Task to carry out: Find the word "Themes" in the data below and copy each line that holds it.

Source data
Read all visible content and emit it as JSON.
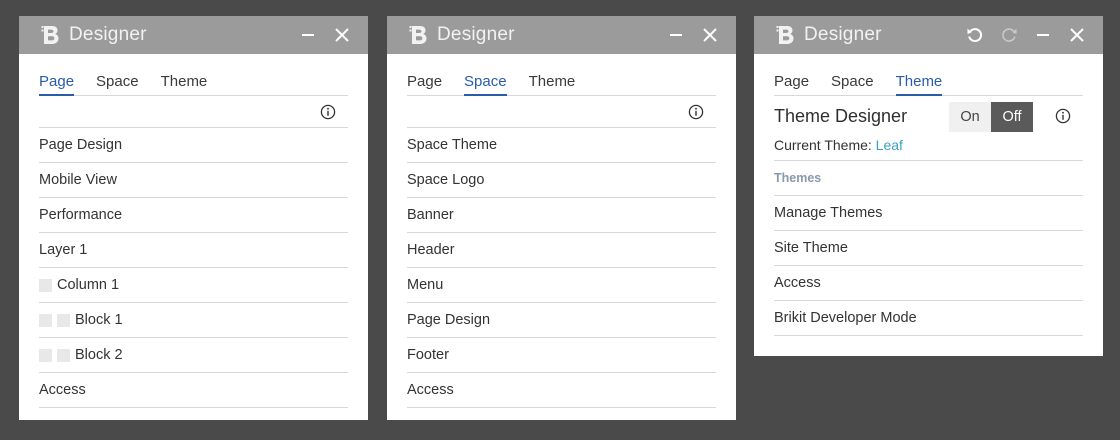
{
  "colors": {
    "background": "#4a4a4a",
    "titlebar": "#9b9b9b",
    "accent": "#2a5ca8",
    "link": "#3aa0c4",
    "section_header": "#8a98ad"
  },
  "panels": [
    {
      "title": "Designer",
      "tabs": [
        {
          "label": "Page",
          "active": true
        },
        {
          "label": "Space",
          "active": false
        },
        {
          "label": "Theme",
          "active": false
        }
      ],
      "items": [
        {
          "label": "Page Design",
          "indent": 0
        },
        {
          "label": "Mobile View",
          "indent": 0
        },
        {
          "label": "Performance",
          "indent": 0
        },
        {
          "label": "Layer 1",
          "indent": 0
        },
        {
          "label": "Column 1",
          "indent": 1
        },
        {
          "label": "Block 1",
          "indent": 2
        },
        {
          "label": "Block 2",
          "indent": 2
        },
        {
          "label": "Access",
          "indent": 0
        }
      ]
    },
    {
      "title": "Designer",
      "tabs": [
        {
          "label": "Page",
          "active": false
        },
        {
          "label": "Space",
          "active": true
        },
        {
          "label": "Theme",
          "active": false
        }
      ],
      "items": [
        {
          "label": "Space Theme"
        },
        {
          "label": "Space Logo"
        },
        {
          "label": "Banner"
        },
        {
          "label": "Header"
        },
        {
          "label": "Menu"
        },
        {
          "label": "Page Design"
        },
        {
          "label": "Footer"
        },
        {
          "label": "Access"
        }
      ]
    },
    {
      "title": "Designer",
      "tabs": [
        {
          "label": "Page",
          "active": false
        },
        {
          "label": "Space",
          "active": false
        },
        {
          "label": "Theme",
          "active": true
        }
      ],
      "theme_designer": {
        "title": "Theme Designer",
        "toggle_on": "On",
        "toggle_off": "Off",
        "selected": "Off",
        "current_label": "Current Theme:",
        "current_value": "Leaf"
      },
      "section_header": "Themes",
      "items": [
        {
          "label": "Manage Themes"
        },
        {
          "label": "Site Theme"
        },
        {
          "label": "Access"
        },
        {
          "label": "Brikit Developer Mode"
        }
      ]
    }
  ],
  "icons": {
    "logo": "brikit-b-logo-icon",
    "minimize": "minimize-icon",
    "close": "close-icon",
    "undo": "undo-icon",
    "redo": "redo-icon",
    "info": "info-icon"
  }
}
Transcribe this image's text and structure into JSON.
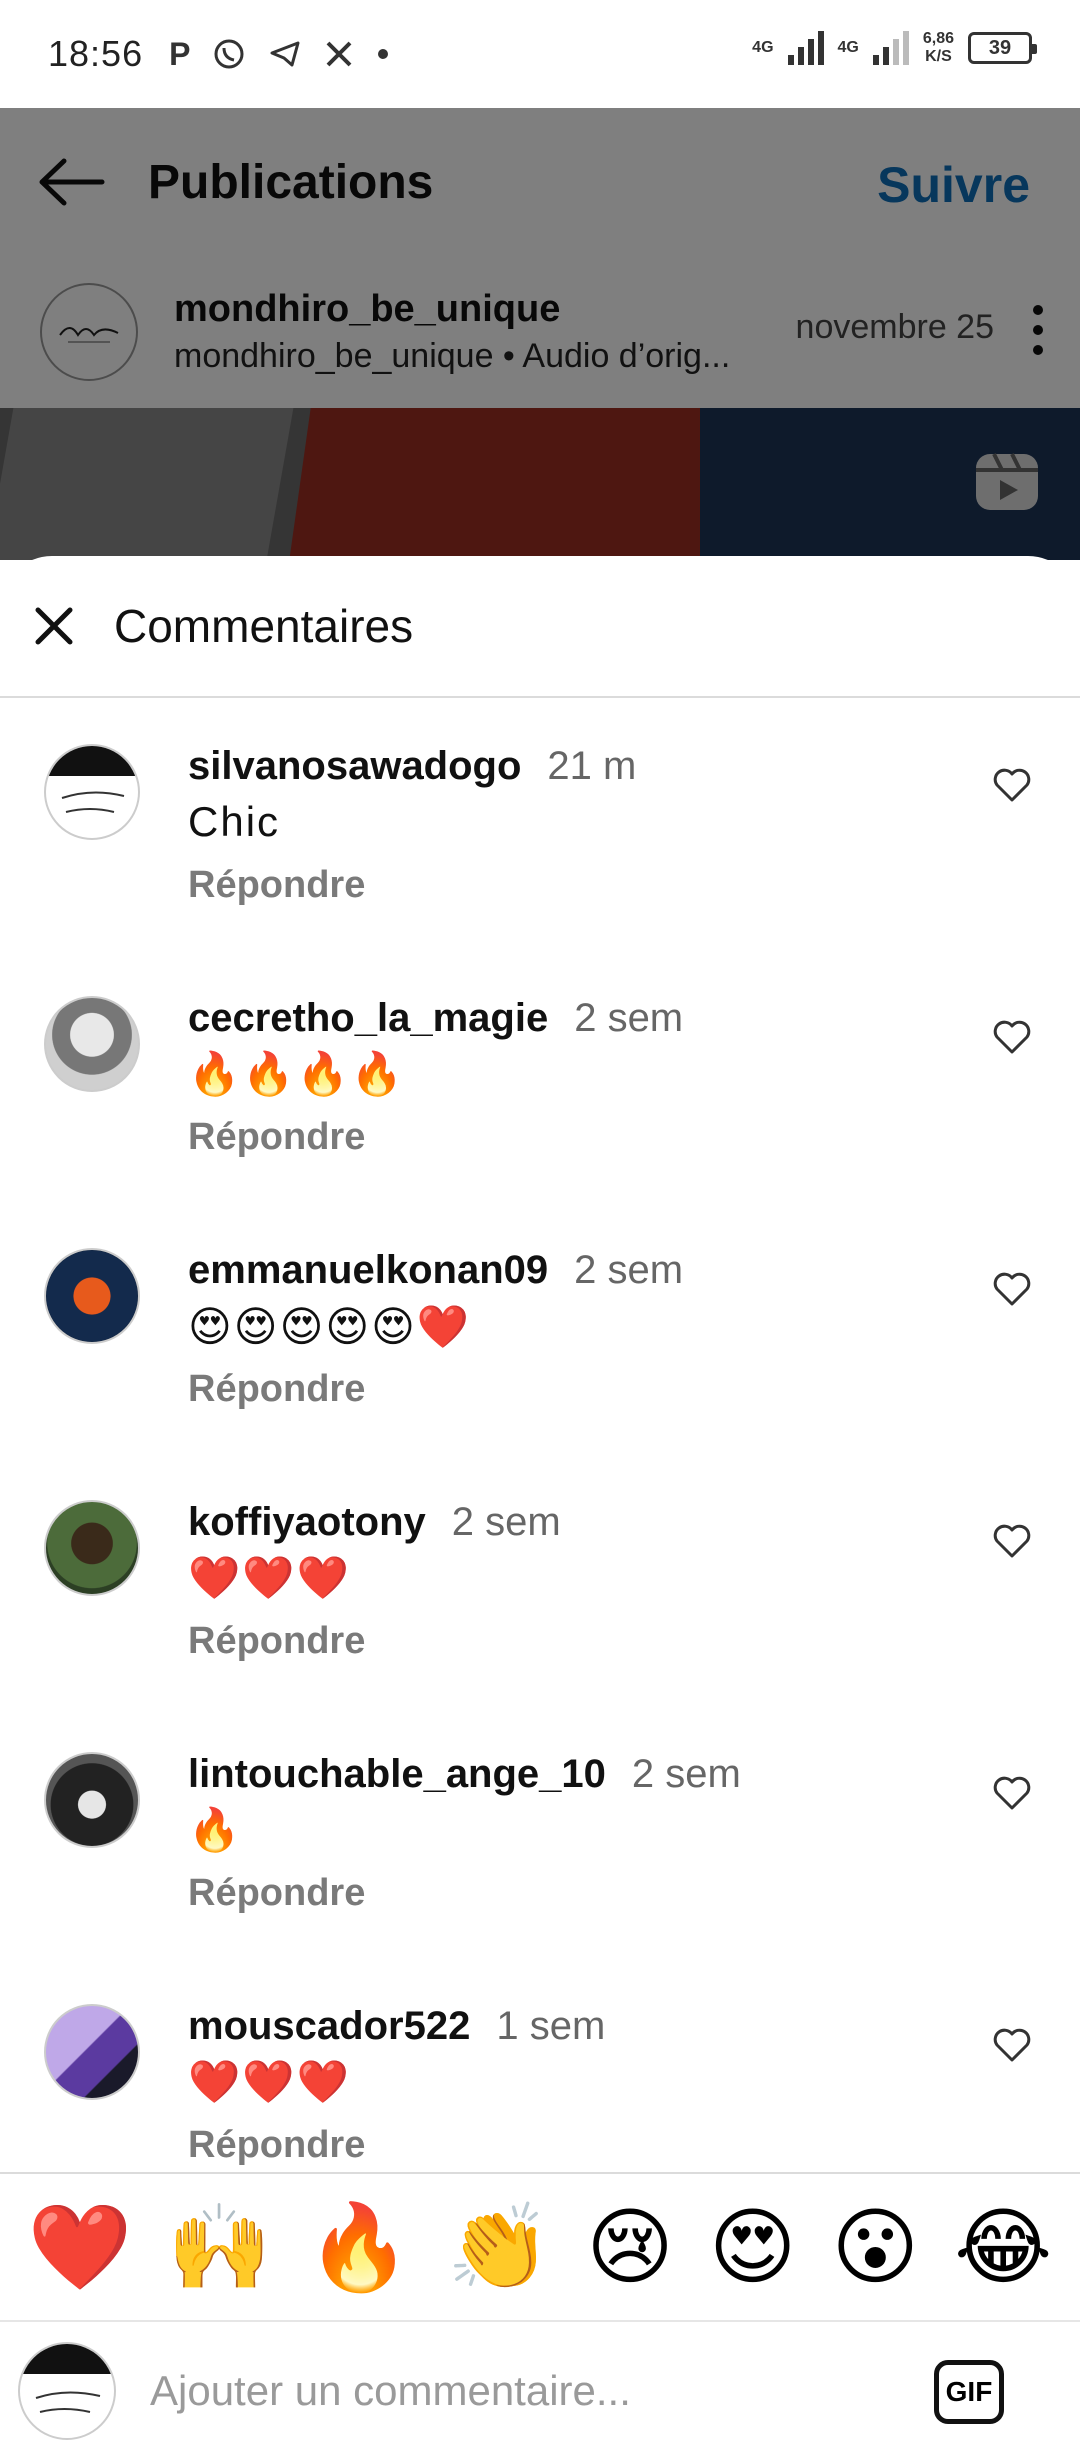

Result:
      "section_header": "Themes",
          "label": "Manage Themes"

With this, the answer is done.